Dataset rows describing interfaces:
·····
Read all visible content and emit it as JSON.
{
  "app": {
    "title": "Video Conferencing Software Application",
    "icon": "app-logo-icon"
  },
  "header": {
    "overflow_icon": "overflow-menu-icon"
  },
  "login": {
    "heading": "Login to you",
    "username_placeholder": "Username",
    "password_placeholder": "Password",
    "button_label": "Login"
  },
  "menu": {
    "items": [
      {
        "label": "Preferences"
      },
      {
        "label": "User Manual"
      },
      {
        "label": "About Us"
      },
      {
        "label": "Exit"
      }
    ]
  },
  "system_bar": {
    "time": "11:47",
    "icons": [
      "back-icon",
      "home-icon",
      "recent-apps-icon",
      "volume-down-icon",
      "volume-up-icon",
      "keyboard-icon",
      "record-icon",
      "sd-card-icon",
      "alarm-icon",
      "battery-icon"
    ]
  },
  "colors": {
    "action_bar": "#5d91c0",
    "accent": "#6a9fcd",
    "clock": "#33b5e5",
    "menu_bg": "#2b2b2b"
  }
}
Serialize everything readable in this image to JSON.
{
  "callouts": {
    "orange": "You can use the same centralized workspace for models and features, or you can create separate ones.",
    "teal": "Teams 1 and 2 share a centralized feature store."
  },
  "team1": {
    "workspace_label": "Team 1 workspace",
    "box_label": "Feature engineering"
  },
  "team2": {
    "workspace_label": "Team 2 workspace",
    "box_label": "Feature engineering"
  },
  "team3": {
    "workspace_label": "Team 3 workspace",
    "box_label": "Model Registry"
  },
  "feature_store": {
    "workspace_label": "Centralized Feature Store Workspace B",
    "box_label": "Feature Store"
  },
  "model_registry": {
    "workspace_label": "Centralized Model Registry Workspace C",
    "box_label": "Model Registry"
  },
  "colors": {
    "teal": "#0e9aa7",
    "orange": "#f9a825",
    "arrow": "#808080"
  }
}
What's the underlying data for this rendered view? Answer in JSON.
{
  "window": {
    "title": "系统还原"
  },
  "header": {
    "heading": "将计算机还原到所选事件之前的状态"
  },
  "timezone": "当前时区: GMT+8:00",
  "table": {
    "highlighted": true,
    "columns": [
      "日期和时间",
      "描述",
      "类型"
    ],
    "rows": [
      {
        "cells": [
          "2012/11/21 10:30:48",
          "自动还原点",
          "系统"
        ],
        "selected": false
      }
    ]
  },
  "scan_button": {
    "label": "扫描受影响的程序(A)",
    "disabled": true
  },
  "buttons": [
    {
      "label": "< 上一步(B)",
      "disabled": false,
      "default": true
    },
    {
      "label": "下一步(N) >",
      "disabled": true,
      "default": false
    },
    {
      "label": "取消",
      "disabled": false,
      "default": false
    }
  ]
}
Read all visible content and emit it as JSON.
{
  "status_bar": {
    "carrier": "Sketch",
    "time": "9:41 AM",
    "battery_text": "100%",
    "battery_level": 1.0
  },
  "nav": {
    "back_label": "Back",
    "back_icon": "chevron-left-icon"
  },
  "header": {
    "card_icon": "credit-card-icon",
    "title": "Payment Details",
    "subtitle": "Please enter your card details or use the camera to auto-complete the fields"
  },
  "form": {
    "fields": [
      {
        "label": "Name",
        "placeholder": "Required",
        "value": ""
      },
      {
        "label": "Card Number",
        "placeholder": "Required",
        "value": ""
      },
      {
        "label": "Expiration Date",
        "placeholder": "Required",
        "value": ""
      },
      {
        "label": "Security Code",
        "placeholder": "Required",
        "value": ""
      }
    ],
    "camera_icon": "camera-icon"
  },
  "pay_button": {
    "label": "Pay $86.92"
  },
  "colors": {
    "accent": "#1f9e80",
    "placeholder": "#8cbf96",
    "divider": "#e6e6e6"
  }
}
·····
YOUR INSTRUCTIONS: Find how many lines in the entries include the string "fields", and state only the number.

EXPECTED OUTPUT: 2